As community pharmacists, we are the most accessible healthcare professionals with expert knowledge on medicines within the NHS. The recent economic recession and the strong correlation between socioeconomic disadvantage and deprivation outcomes can be related to poor mental health. This said, there has been an exponential increase in the prescribing of antidepressants for depression (165% in England between 1998-2012) with clear geographical variation between the North and South.
As pharmacists situated in the heart of our communities with strong relationships with our patients, I believe we can provide a positive and lasting experience for our patients suffering from mental health conditions.
As the key document Making Every Contact Count shows, we are perfectly positioned to deliver on some of its objectives and ensure our patients with mental health conditions receive personalised healthcare advice to support their condition. Having talked to many pharmacists, they are not confident in consulting patients with mental health conditions, but CPPE recently released learning materials on mental health and dementia, which I would strongly encourage all pharmacists to read. You may want to start reading this ASAP with newspaper headlines like this: “Antidepressants can raise the risk of suicide, biggest ever review finds”, which appeared in the Telegraph (28/01/2016).
You may find patients coming in and asking for your advice about their treatment.

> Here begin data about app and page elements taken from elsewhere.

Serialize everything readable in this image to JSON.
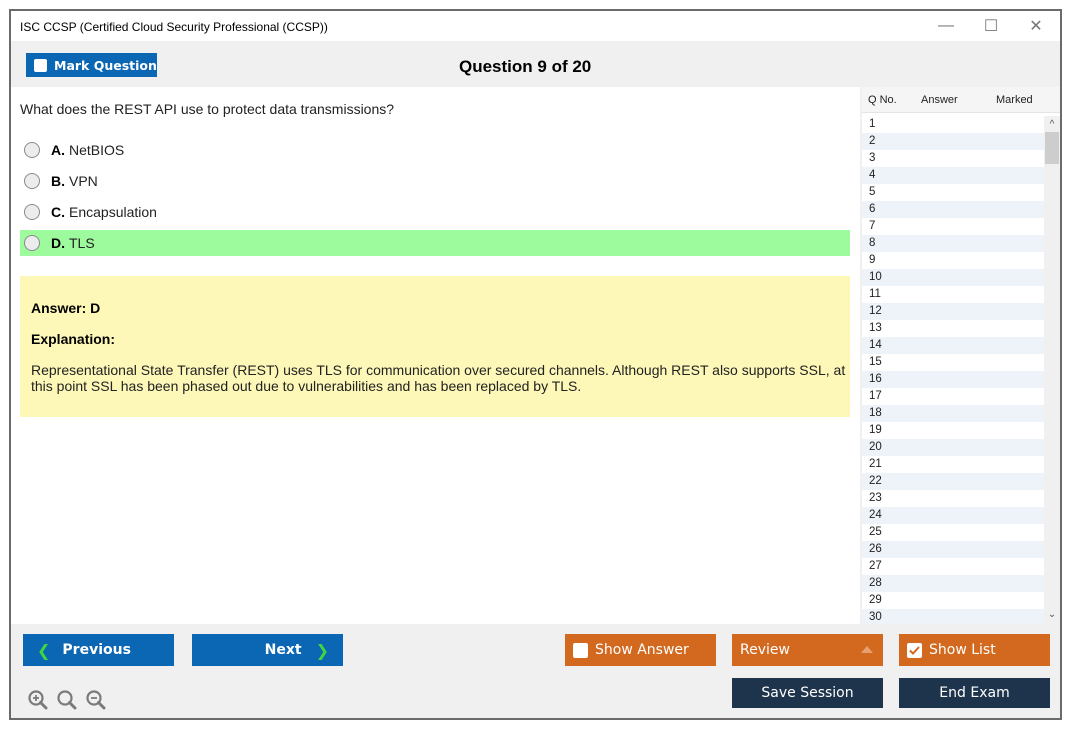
{
  "window": {
    "title": "ISC CCSP (Certified Cloud Security Professional (CCSP))",
    "controls": {
      "minimize": "—",
      "maximize": "☐",
      "close": "✕"
    }
  },
  "toolbar": {
    "mark_question_label": "Mark Question",
    "question_counter": "Question 9 of 20"
  },
  "question": {
    "text": "What does the REST API use to protect data transmissions?",
    "options": [
      {
        "letter": "A.",
        "text": "NetBIOS",
        "correct": false
      },
      {
        "letter": "B.",
        "text": "VPN",
        "correct": false
      },
      {
        "letter": "C.",
        "text": "Encapsulation",
        "correct": false
      },
      {
        "letter": "D.",
        "text": "TLS",
        "correct": true
      }
    ]
  },
  "answer": {
    "answer_line": "Answer: D",
    "explanation_heading": "Explanation:",
    "explanation_text": "Representational State Transfer (REST) uses TLS for communication over secured channels. Although REST also supports SSL, at this point SSL has been phased out due to vulnerabilities and has been replaced by TLS.",
    "highlight_color": "#9dfa9d",
    "box_color": "#fdf8b8"
  },
  "question_list": {
    "headers": {
      "qno": "Q No.",
      "answer": "Answer",
      "marked": "Marked"
    },
    "rows": [
      "1",
      "2",
      "3",
      "4",
      "5",
      "6",
      "7",
      "8",
      "9",
      "10",
      "11",
      "12",
      "13",
      "14",
      "15",
      "16",
      "17",
      "18",
      "19",
      "20",
      "21",
      "22",
      "23",
      "24",
      "25",
      "26",
      "27",
      "28",
      "29",
      "30"
    ]
  },
  "footer": {
    "previous_label": "Previous",
    "next_label": "Next",
    "show_answer_label": "Show Answer",
    "show_answer_checked": false,
    "review_label": "Review",
    "show_list_label": "Show List",
    "show_list_checked": true,
    "save_session_label": "Save Session",
    "end_exam_label": "End Exam"
  },
  "colors": {
    "primary_blue": "#0b66b4",
    "orange": "#d2691e",
    "navy": "#1e344c",
    "chevron_green": "#3ed63e"
  }
}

I do not want to go into the detail of this article, but needless to say that compliance rates for medication for patients suffering from mental health conditions ranges between 50-70%, and this headline does not help that. Back to the point, what can we as community pharmacists do? The answer is plenty.
Taking 2 minutes to ask a patient how they are getting on with their medication (antidepressants/antipsychotics), or how they are doing, can be so impactful for the patient, bearing in mind that you may be the only person they talk to. I’m not saying pharmacists should become counsellors (although there is a big market and opportunity to do so), but talking to the patient about progress on medication, and signposting them to support groups can make a huge difference to a patient’s life.

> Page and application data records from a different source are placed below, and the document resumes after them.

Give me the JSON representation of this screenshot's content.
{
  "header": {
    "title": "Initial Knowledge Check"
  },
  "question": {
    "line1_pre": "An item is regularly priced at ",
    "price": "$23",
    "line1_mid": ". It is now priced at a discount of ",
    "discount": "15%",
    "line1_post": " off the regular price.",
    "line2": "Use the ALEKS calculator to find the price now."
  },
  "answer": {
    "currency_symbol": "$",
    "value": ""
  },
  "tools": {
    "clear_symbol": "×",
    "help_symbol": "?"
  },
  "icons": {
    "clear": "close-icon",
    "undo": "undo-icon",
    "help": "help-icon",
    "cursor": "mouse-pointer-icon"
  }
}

Having worked in community pharmacy and talked to patients about their condition, and to see the smile on their faces because somebody has taken time with them is priceless. I have been pushing really hard to extend the ‘new medication service’ to include antidepressants because we as pharmacists can have a huge impact on patients beliefs/compliance and ensure they receive optimal benefit from their antidepressants.
I hope this materialises sooner, rather than later. But, in the meantime let’s start engaging with our patients on mental health conditions and perhaps, where appropriate, providing services such as ‘medication use reviews’ to them. On Feb 4, it was the Time to Talk campaign, which is designed to get the nation talking about mental health. It can serve as a catalyst for us as pharmacists to increase our awareness and confidence in mental health conditions. Did you get involved? If not perhaps you’ll consider doing so the next time.

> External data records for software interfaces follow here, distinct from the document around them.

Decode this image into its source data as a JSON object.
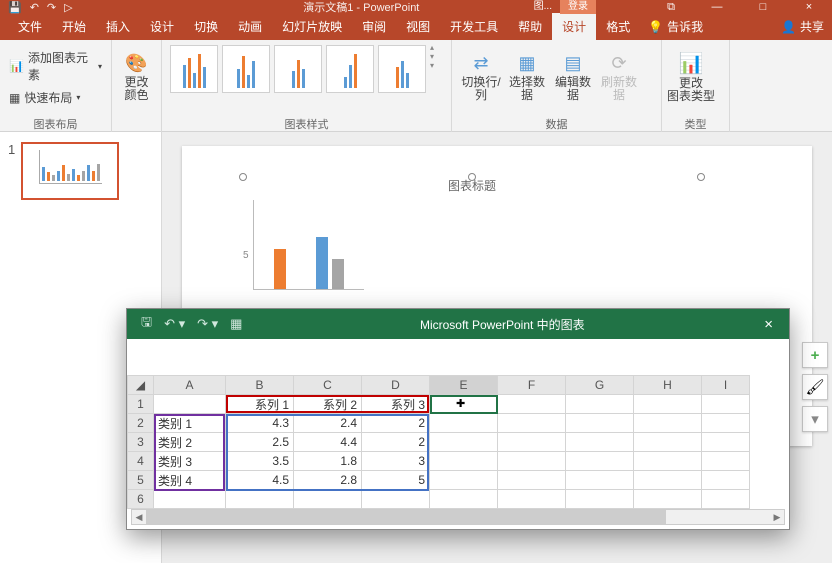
{
  "titlebar": {
    "doc_title": "演示文稿1 - PowerPoint",
    "ctx_tool": "图...",
    "login": "登录",
    "min": "—",
    "max": "□",
    "close": "×"
  },
  "tabs": {
    "file": "文件",
    "home": "开始",
    "insert": "插入",
    "design": "设计",
    "transition": "切换",
    "animation": "动画",
    "slideshow": "幻灯片放映",
    "review": "审阅",
    "view": "视图",
    "dev": "开发工具",
    "help": "帮助",
    "chartdesign": "设计",
    "format": "格式",
    "tellme": "告诉我",
    "share": "共享"
  },
  "ribbon": {
    "layout": {
      "add_element": "添加图表元素",
      "quick_layout": "快速布局",
      "group": "图表布局"
    },
    "colors": {
      "change_colors": "更改\n颜色"
    },
    "styles": {
      "group": "图表样式"
    },
    "data": {
      "switch": "切换行/列",
      "select": "选择数据",
      "edit": "编辑数\n据",
      "refresh": "刷新数据",
      "group": "数据"
    },
    "type": {
      "change_type": "更改\n图表类型",
      "group": "类型"
    }
  },
  "thumb": {
    "num": "1"
  },
  "chart": {
    "title": "图表标题",
    "ytick": "5"
  },
  "sidebtns": {
    "plus": "+",
    "brush": "🖌",
    "filter": "▾"
  },
  "sheet": {
    "title": "Microsoft PowerPoint 中的图表",
    "cols": [
      "A",
      "B",
      "C",
      "D",
      "E",
      "F",
      "G",
      "H",
      "I"
    ],
    "rows": [
      "1",
      "2",
      "3",
      "4",
      "5",
      "6"
    ],
    "headers": {
      "b": "系列 1",
      "c": "系列 2",
      "d": "系列 3"
    },
    "data": [
      {
        "cat": "类别 1",
        "b": "4.3",
        "c": "2.4",
        "d": "2"
      },
      {
        "cat": "类别 2",
        "b": "2.5",
        "c": "4.4",
        "d": "2"
      },
      {
        "cat": "类别 3",
        "b": "3.5",
        "c": "1.8",
        "d": "3"
      },
      {
        "cat": "类别 4",
        "b": "4.5",
        "c": "2.8",
        "d": "5"
      }
    ]
  },
  "chart_data": {
    "type": "bar",
    "title": "图表标题",
    "categories": [
      "类别 1",
      "类别 2",
      "类别 3",
      "类别 4"
    ],
    "series": [
      {
        "name": "系列 1",
        "values": [
          4.3,
          2.5,
          3.5,
          4.5
        ]
      },
      {
        "name": "系列 2",
        "values": [
          2.4,
          4.4,
          1.8,
          2.8
        ]
      },
      {
        "name": "系列 3",
        "values": [
          2,
          2,
          3,
          5
        ]
      }
    ],
    "ylim": [
      0,
      6
    ]
  }
}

Hadar Zaman is a clinical and professional advisor at the Care Quality Commission, a lecturer in pharmacy practice at the University of Bradford, a consultant mental health pharmacist and a pharmacist independent prescriber.